    @jorijnsmit they mean after running git rebase -i HEAD~<n>, at the top of the file there will <n> lines of commits, with each line containing the text pick <commit id>. The commits default to pick, so for every commit you want to drop, change the text pick to drop
    – Slim
    Sep 7, 2020 at 19:49
199

You have several techniques to do it.

This post - read the part about the revert will explain in details what we want to do and how to do it.

Here is the most simple solution to your problem:

# Checkout the desired branch
git checkout <branch>

# Undo the desired commit
git revert <commit>

# Update the remote with the undo of the code
# The force is a tricky flag since it will force the push but
# your administrator can block it, so if it's not an option you
# can delete the old branch and push it again
git push origin <branch> --force

The revert command will create a new commit with the undo of the original commit.

5
  • 6
    Does it work even when we forked the project from some another person and wanna remove some comments in pull request?
    – Dr.jacky
    Sep 16, 2017 at 6:39
  • to revert all commit from pull request you only need Merge pull request commit id. # Undo the desired commits from pull request git revert <Merge pull request commit id> -m 1
    – Techie
    Nov 3, 2021 at 7:09
  • You are right @Deeppak, just clarifying that the -m stands for the parent of the merge so you might need to use -m n instead of 1
    – CodeWizard
    Nov 3, 2021 at 7:32
  • @Dr.jacky if you're working on a forked project, just use git push --force after the git revert <commit> command. This will revert the commit on the PR.
    – saawgr
    Nov 22, 2023 at 22:38
  • push --force might be disabled by the git admin
    – CodeWizard
    Nov 22, 2023 at 22:48
14

If you're removing a commit and don't want to keep its changes @ferit has a good solution.

If you want to add that commit to the current branch, but doesn't make sense to be part of the current pr, you can do the following instead:

  1. use git rebase -i HEAD~n
  2. Swap the commit you want to remove to the bottom (most recent) position
  3. Save and exit
  4. use git reset HEAD^ --soft to uncommit the changes and get them back in a staged state.
  5. use git push --force to update the remote branch without your removed commit.

Now you'll have removed the commit from your remote, but will still have the changes locally.

1
  • Be very careful when using git push --force. It will completely (and irreversibly) override everything that's on the remote with the contents of your local computer. Nov 24, 2022 at 14:22
5

From your branch fire below commands

git reset --soft origin/master
git commit -m "Detail of Your last commit that you want to see"
git push -f
4
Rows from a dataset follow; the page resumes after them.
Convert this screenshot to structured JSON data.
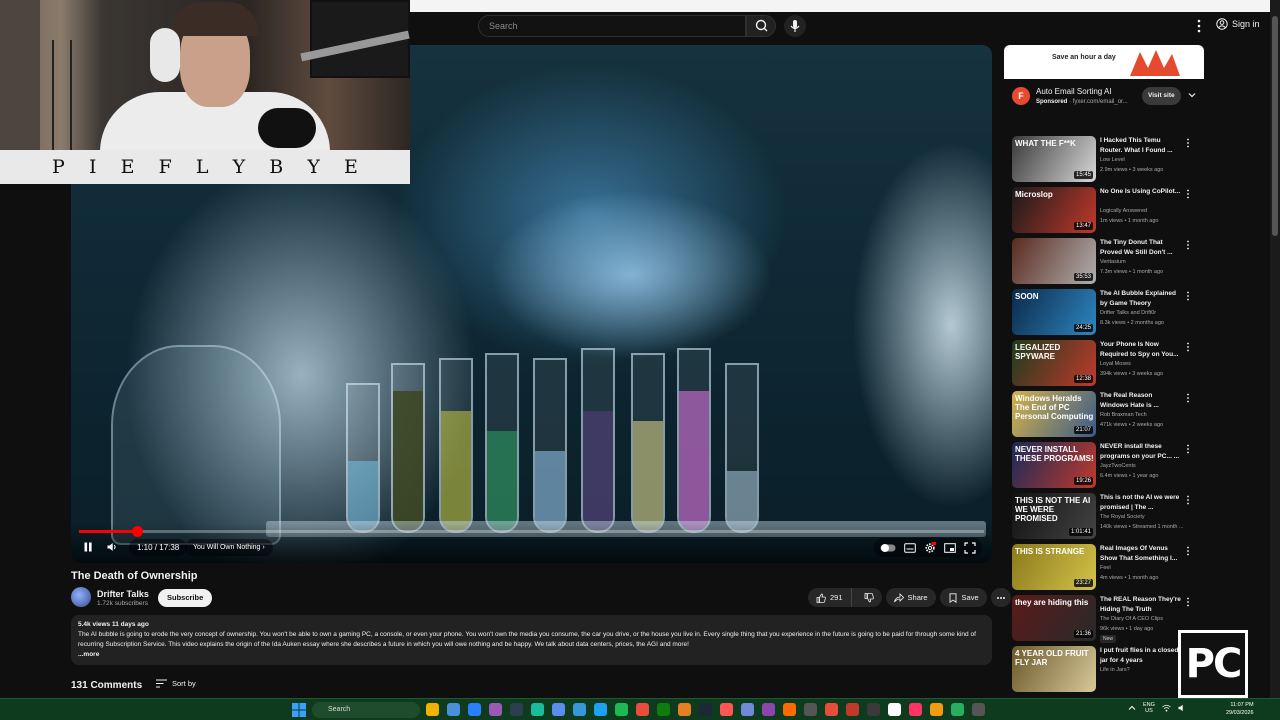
{
  "header": {
    "search_placeholder": "Search",
    "sign_in": "Sign in"
  },
  "overlay": {
    "banner_letters": [
      "P",
      "I",
      "E",
      "F",
      "L",
      "Y",
      "B",
      "Y",
      "E"
    ]
  },
  "player": {
    "progress_fraction": 0.064,
    "time": "1:10 / 17:38",
    "chapter": "You Will Own Nothing"
  },
  "video": {
    "title": "The Death of Ownership",
    "channel": "Drifter Talks",
    "subscribers": "1.72k subscribers",
    "subscribe_label": "Subscribe",
    "likes": "291",
    "share_label": "Share",
    "save_label": "Save",
    "meta": "5.4k views  11 days ago",
    "description": "The AI bubble is going to erode the very concept of ownership. You won't be able to own a gaming PC, a console, or even your phone. You won't own the media you consume, the car you drive, or the house you live in. Every single thing that you experience in the future is going to be paid for through some kind of recurring Subscription Service. This video explains the origin of the Ida Auken essay where she describes a future in which you will owe nothing and be happy. We talk about data centers, prices, the AGI and more!",
    "more": "...more",
    "comments_count": "131 Comments",
    "sort_by": "Sort by"
  },
  "ad": {
    "image_text": "Save an hour a day",
    "title": "Auto Email Sorting AI",
    "sponsored": "Sponsored",
    "domain": "· fyxer.com/email_or...",
    "visit": "Visit site",
    "icon_letter": "F"
  },
  "recommendations": [
    {
      "title": "I Hacked This Temu Router. What I Found ...",
      "channel": "Low Level",
      "meta": "2.9m views • 3 weeks ago",
      "duration": "15:45",
      "thumb_text": "WHAT THE F**K",
      "colors": [
        "#3a3a3a",
        "#d8d8d8"
      ]
    },
    {
      "title": "No One Is Using CoPilot...",
      "channel": "Logically Answered",
      "meta": "1m views • 1 month ago",
      "duration": "13:47",
      "thumb_text": "Microslop",
      "colors": [
        "#1a1a1a",
        "#c0392b"
      ]
    },
    {
      "title": "The Tiny Donut That Proved We Still Don't ...",
      "channel": "Veritasium",
      "meta": "7.3m views • 1 month ago",
      "duration": "35:53",
      "thumb_text": "",
      "colors": [
        "#5a2a1e",
        "#b0b0b0"
      ]
    },
    {
      "title": "The AI Bubble Explained by Game Theory",
      "channel": "Drifter Talks and Drift0r",
      "meta": "8.3k views • 2 months ago",
      "duration": "24:25",
      "thumb_text": "SOON",
      "colors": [
        "#0b2a4a",
        "#2e86c1"
      ]
    },
    {
      "title": "Your Phone Is Now Required to Spy on You...",
      "channel": "Loyal Moses",
      "meta": "394k views • 3 weeks ago",
      "duration": "12:38",
      "thumb_text": "LEGALIZED SPYWARE",
      "colors": [
        "#1e3c1e",
        "#c0392b"
      ]
    },
    {
      "title": "The Real Reason Windows Hate is ...",
      "channel": "Rob Braxman Tech",
      "meta": "471k views • 2 weeks ago",
      "duration": "21:07",
      "thumb_text": "Windows Heralds The End of PC Personal Computing",
      "colors": [
        "#d4b24a",
        "#3b5a8a"
      ]
    },
    {
      "title": "NEVER install these programs on your PC... ...",
      "channel": "JayzTwoCents",
      "meta": "6.4m views • 1 year ago",
      "duration": "19:26",
      "thumb_text": "NEVER INSTALL THESE PROGRAMS!",
      "colors": [
        "#1a2a5a",
        "#c0392b"
      ]
    },
    {
      "title": "This is not the AI we were promised | The ...",
      "channel": "The Royal Society",
      "meta": "140k views • Streamed 1 month ...",
      "duration": "1:01:41",
      "thumb_text": "THIS IS NOT THE AI WE WERE PROMISED",
      "colors": [
        "#111111",
        "#444444"
      ]
    },
    {
      "title": "Real Images Of Venus Show That Something I...",
      "channel": "Feel",
      "meta": "4m views • 1 month ago",
      "duration": "23:27",
      "thumb_text": "THIS IS STRANGE",
      "colors": [
        "#8a7a1a",
        "#d4c24a"
      ]
    },
    {
      "title": "The REAL Reason They're Hiding The Truth",
      "channel": "The Diary Of A CEO Clips",
      "meta": "96k views • 1 day ago",
      "duration": "21:36",
      "thumb_text": "they are hiding this",
      "badge": "New",
      "colors": [
        "#5a1a1a",
        "#2a2a2a"
      ]
    },
    {
      "title": "I put fruit flies in a closed jar for 4 years",
      "channel": "Life in Jars?",
      "meta": "",
      "duration": "",
      "thumb_text": "4 YEAR OLD FRUIT FLY JAR",
      "colors": [
        "#6a5a2a",
        "#d8c89a"
      ]
    }
  ],
  "pc_logo": "PC",
  "taskbar": {
    "search": "Search",
    "lang_line1": "ENG",
    "lang_line2": "US",
    "time": "11:07 PM",
    "date": "29/03/2026"
  }
}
This is what helped me:

  1. Create a new branch with the existing one. Let's call the existing one branch_old and new as branch_new.

  2. Reset branch_new to a stable state, when you did not have any problem commit at all. For example, to put it at your local master's level do the following:

    git reset —hard master git push —force origin

  3. cherry-pick the commits from branch_old into branch_new

  4. git push
0
1

So do the following ,

Lets say your branch name is my_branch and this has the extra commits.

  1. git checkout -b my_branch_with_extra_commits (Keeping this branch saved under a different name)
  2. gitk (Opens git console)
  3. Look for the commit you want to keep. Copy the SHA of that commit to a notepad.
  4. git checkout my_branch
  5. gitk (This will open the git console )
  6. Right click on the commit you want to revert to (State before your changes) and click on "reset branch to here"
  7. Do a git pull --rebase origin branch_name_to _merge_to
  8. git cherry-pick <SHA you copied in step 3. >

Now look at the local branch commit history and make sure everything looks good.

0

If accidentally pushed unnecessary files and wants to remove them from PR then

 1. git reset <commit ID wherever you want to jump> 
 
 2. git restore <file name you want to remove> or git add <all the file
    names you want to add to commit>

 3. git commit -m “new commit message”

 4. git push -f //necessary to push forcefully (if anything is there to pull)

Your Answer

By clicking “Post Your Answer”, you agree to our terms of service and acknowledge you have read our privacy policy.

Not the answer you're looking for? Browse other questions tagged or ask your own question.